**Exercise data:**

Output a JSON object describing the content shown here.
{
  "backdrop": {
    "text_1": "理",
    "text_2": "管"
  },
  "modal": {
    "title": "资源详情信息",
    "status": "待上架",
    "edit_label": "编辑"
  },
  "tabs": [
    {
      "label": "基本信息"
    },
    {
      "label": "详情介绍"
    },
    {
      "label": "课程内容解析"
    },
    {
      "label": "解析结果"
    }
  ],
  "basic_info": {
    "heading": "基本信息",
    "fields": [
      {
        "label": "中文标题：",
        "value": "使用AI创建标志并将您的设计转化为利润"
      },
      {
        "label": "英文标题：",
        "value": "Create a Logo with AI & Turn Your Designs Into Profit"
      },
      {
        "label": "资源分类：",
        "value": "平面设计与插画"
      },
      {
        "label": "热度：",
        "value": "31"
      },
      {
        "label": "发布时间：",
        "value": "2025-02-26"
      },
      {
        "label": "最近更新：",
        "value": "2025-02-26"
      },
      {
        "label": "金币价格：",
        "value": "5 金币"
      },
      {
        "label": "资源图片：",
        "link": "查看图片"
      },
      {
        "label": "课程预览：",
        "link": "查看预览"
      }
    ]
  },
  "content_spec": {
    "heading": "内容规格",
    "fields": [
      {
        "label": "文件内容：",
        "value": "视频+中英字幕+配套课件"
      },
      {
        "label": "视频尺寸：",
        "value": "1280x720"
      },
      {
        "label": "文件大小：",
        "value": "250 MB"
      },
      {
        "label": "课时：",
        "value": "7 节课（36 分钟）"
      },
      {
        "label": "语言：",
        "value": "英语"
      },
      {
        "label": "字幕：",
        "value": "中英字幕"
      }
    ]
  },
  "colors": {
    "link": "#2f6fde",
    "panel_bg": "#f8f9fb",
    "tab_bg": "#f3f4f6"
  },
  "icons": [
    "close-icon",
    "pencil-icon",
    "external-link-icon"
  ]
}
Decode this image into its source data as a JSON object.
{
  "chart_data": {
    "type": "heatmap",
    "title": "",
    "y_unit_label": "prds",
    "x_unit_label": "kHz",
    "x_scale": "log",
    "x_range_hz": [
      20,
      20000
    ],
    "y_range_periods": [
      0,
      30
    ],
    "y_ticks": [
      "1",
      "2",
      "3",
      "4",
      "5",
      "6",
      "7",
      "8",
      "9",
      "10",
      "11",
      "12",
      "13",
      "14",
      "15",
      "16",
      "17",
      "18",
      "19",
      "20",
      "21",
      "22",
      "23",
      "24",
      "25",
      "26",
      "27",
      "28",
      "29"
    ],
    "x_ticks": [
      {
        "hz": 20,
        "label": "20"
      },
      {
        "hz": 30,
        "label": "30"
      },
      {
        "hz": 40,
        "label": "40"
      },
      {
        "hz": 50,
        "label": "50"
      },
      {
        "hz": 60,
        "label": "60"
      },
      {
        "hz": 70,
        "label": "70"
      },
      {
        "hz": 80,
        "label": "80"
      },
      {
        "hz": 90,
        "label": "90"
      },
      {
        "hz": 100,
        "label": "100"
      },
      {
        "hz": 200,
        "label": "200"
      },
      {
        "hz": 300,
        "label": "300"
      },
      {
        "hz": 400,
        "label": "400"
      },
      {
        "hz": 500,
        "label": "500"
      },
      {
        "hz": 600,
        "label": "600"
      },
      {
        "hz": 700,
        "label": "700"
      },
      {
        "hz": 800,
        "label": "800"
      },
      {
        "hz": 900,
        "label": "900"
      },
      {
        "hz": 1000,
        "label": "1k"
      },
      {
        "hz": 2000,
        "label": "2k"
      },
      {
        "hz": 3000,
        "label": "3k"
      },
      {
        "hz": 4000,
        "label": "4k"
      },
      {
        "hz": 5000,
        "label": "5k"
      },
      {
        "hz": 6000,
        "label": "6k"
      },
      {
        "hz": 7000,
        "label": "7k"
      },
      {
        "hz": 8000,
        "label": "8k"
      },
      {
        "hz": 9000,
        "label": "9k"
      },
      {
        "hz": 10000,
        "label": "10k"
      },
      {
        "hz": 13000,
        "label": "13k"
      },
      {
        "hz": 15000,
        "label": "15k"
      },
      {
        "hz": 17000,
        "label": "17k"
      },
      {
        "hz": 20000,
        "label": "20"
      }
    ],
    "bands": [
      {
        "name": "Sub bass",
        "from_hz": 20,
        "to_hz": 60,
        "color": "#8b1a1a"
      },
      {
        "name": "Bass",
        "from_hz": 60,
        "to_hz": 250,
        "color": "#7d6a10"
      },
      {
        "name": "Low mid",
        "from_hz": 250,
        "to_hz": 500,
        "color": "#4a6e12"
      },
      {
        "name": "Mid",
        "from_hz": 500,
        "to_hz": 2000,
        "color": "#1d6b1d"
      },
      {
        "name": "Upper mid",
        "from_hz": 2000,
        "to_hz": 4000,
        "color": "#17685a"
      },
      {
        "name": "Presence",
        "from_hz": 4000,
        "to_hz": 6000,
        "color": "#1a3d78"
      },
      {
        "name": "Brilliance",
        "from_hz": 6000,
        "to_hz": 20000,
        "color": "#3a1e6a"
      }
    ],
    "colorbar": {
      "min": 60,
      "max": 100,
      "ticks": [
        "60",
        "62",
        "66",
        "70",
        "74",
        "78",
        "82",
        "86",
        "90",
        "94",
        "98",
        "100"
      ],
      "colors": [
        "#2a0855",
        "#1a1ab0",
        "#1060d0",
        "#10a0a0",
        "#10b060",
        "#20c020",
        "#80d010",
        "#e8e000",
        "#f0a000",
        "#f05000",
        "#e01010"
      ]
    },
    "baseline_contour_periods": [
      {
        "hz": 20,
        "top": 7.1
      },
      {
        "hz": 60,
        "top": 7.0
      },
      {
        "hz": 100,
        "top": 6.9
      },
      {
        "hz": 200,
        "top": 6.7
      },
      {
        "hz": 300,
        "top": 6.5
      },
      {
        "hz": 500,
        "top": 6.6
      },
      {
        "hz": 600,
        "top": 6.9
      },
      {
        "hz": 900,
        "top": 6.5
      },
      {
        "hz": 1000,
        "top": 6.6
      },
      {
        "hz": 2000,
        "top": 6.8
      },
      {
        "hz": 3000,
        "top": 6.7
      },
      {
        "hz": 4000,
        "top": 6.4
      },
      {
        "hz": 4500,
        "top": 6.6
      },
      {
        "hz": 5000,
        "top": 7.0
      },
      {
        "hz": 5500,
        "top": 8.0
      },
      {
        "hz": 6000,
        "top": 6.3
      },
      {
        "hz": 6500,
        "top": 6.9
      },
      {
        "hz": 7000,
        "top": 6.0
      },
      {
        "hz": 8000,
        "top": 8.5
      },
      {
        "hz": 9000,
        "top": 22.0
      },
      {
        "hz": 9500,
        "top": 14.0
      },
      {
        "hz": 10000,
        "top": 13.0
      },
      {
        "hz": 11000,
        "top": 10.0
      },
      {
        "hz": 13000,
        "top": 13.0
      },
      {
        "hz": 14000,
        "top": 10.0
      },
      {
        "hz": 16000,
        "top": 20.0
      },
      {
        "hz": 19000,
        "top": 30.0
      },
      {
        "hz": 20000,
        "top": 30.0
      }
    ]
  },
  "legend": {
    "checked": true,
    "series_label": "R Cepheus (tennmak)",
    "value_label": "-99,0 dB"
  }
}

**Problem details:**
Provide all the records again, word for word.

**Answer to this task:**
Output a JSON object describing the content shown here.
{
  "backdrop": {
    "text_1": "理",
    "text_2": "管"
  },
  "modal": {
    "title": "资源详情信息",
    "status": "待上架",
    "edit_label": "编辑"
  },
  "tabs": [
    {
      "label": "基本信息"
    },
    {
      "label": "详情介绍"
    },
    {
      "label": "课程内容解析"
    },
    {
      "label": "解析结果"
    }
  ],
  "basic_info": {
    "heading": "基本信息",
    "fields": [
      {
        "label": "中文标题：",
        "value": "使用AI创建标志并将您的设计转化为利润"
      },
      {
        "label": "英文标题：",
        "value": "Create a Logo with AI & Turn Your Designs Into Profit"
      },
      {
        "label": "资源分类：",
        "value": "平面设计与插画"
      },
      {
        "label": "热度：",
        "value": "31"
      },
      {
        "label": "发布时间：",
        "value": "2025-02-26"
      },
      {
        "label": "最近更新：",
        "value": "2025-02-26"
      },
      {
        "label": "金币价格：",
        "value": "5 金币"
      },
      {
        "label": "资源图片：",
        "link": "查看图片"
      },
      {
        "label": "课程预览：",
        "link": "查看预览"
      }
    ]
  },
  "content_spec": {
    "heading": "内容规格",
    "fields": [
      {
        "label": "文件内容：",
        "value": "视频+中英字幕+配套课件"
      },
      {
        "label": "视频尺寸：",
        "value": "1280x720"
      },
      {
        "label": "文件大小：",
        "value": "250 MB"
      },
      {
        "label": "课时：",
        "value": "7 节课（36 分钟）"
      },
      {
        "label": "语言：",
        "value": "英语"
      },
      {
        "label": "字幕：",
        "value": "中英字幕"
      }
    ]
  },
  "colors": {
    "link": "#2f6fde",
    "panel_bg": "#f8f9fb",
    "tab_bg": "#f3f4f6"
  },
  "icons": [
    "close-icon",
    "pencil-icon",
    "external-link-icon"
  ]
}
Decode this image into its source data as a JSON object.
{
  "chart_data": {
    "type": "heatmap",
    "title": "",
    "y_unit_label": "prds",
    "x_unit_label": "kHz",
    "x_scale": "log",
    "x_range_hz": [
      20,
      20000
    ],
    "y_range_periods": [
      0,
      30
    ],
    "y_ticks": [
      "1",
      "2",
      "3",
      "4",
      "5",
      "6",
      "7",
      "8",
      "9",
      "10",
      "11",
      "12",
      "13",
      "14",
      "15",
      "16",
      "17",
      "18",
      "19",
      "20",
      "21",
      "22",
      "23",
      "24",
      "25",
      "26",
      "27",
      "28",
      "29"
    ],
    "x_ticks": [
      {
        "hz": 20,
        "label": "20"
      },
      {
        "hz": 30,
        "label": "30"
      },
      {
        "hz": 40,
        "label": "40"
      },
      {
        "hz": 50,
        "label": "50"
      },
      {
        "hz": 60,
        "label": "60"
      },
      {
        "hz": 70,
        "label": "70"
      },
      {
        "hz": 80,
        "label": "80"
      },
      {
        "hz": 90,
        "label": "90"
      },
      {
        "hz": 100,
        "label": "100"
      },
      {
        "hz": 200,
        "label": "200"
      },
      {
        "hz": 300,
        "label": "300"
      },
      {
        "hz": 400,
        "label": "400"
      },
      {
        "hz": 500,
        "label": "500"
      },
      {
        "hz": 600,
        "label": "600"
      },
      {
        "hz": 700,
        "label": "700"
      },
      {
        "hz": 800,
        "label": "800"
      },
      {
        "hz": 900,
        "label": "900"
      },
      {
        "hz": 1000,
        "label": "1k"
      },
      {
        "hz": 2000,
        "label": "2k"
      },
      {
        "hz": 3000,
        "label": "3k"
      },
      {
        "hz": 4000,
        "label": "4k"
      },
      {
        "hz": 5000,
        "label": "5k"
      },
      {
        "hz": 6000,
        "label": "6k"
      },
      {
        "hz": 7000,
        "label": "7k"
      },
      {
        "hz": 8000,
        "label": "8k"
      },
      {
        "hz": 9000,
        "label": "9k"
      },
      {
        "hz": 10000,
        "label": "10k"
      },
      {
        "hz": 13000,
        "label": "13k"
      },
      {
        "hz": 15000,
        "label": "15k"
      },
      {
        "hz": 17000,
        "label": "17k"
      },
      {
        "hz": 20000,
        "label": "20"
      }
    ],
    "bands": [
      {
        "name": "Sub bass",
        "from_hz": 20,
        "to_hz": 60,
        "color": "#8b1a1a"
      },
      {
        "name": "Bass",
        "from_hz": 60,
        "to_hz": 250,
        "color": "#7d6a10"
      },
      {
        "name": "Low mid",
        "from_hz": 250,
        "to_hz": 500,
        "color": "#4a6e12"
      },
      {
        "name": "Mid",
        "from_hz": 500,
        "to_hz": 2000,
        "color": "#1d6b1d"
      },
      {
        "name": "Upper mid",
        "from_hz": 2000,
        "to_hz": 4000,
        "color": "#17685a"
      },
      {
        "name": "Presence",
        "from_hz": 4000,
        "to_hz": 6000,
        "color": "#1a3d78"
      },
      {
        "name": "Brilliance",
        "from_hz": 6000,
        "to_hz": 20000,
        "color": "#3a1e6a"
      }
    ],
    "colorbar": {
      "min": 60,
      "max": 100,
      "ticks": [
        "60",
        "62",
        "66",
        "70",
        "74",
        "78",
        "82",
        "86",
        "90",
        "94",
        "98",
        "100"
      ],
      "colors": [
        "#2a0855",
        "#1a1ab0",
        "#1060d0",
        "#10a0a0",
        "#10b060",
        "#20c020",
        "#80d010",
        "#e8e000",
        "#f0a000",
        "#f05000",
        "#e01010"
      ]
    },
    "baseline_contour_periods": [
      {
        "hz": 20,
        "top": 7.1
      },
      {
        "hz": 60,
        "top": 7.0
      },
      {
        "hz": 100,
        "top": 6.9
      },
      {
        "hz": 200,
        "top": 6.7
      },
      {
        "hz": 300,
        "top": 6.5
      },
      {
        "hz": 500,
        "top": 6.6
      },
      {
        "hz": 600,
        "top": 6.9
      },
      {
        "hz": 900,
        "top": 6.5
      },
      {
        "hz": 1000,
        "top": 6.6
      },
      {
        "hz": 2000,
        "top": 6.8
      },
      {
        "hz": 3000,
        "top": 6.7
      },
      {
        "hz": 4000,
        "top": 6.4
      },
      {
        "hz": 4500,
        "top": 6.6
      },
      {
        "hz": 5000,
        "top": 7.0
      },
      {
        "hz": 5500,
        "top": 8.0
      },
      {
        "hz": 6000,
        "top": 6.3
      },
      {
        "hz": 6500,
        "top": 6.9
      },
      {
        "hz": 7000,
        "top": 6.0
      },
      {
        "hz": 8000,
        "top": 8.5
      },
      {
        "hz": 9000,
        "top": 22.0
      },
      {
        "hz": 9500,
        "top": 14.0
      },
      {
        "hz": 10000,
        "top": 13.0
      },
      {
        "hz": 11000,
        "top": 10.0
      },
      {
        "hz": 13000,
        "top": 13.0
      },
      {
        "hz": 14000,
        "top": 10.0
      },
      {
        "hz": 16000,
        "top": 20.0
      },
      {
        "hz": 19000,
        "top": 30.0
      },
      {
        "hz": 20000,
        "top": 30.0
      }
    ]
  },
  "legend": {
    "checked": true,
    "series_label": "R Cepheus (tennmak)",
    "value_label": "-99,0 dB"
  }
}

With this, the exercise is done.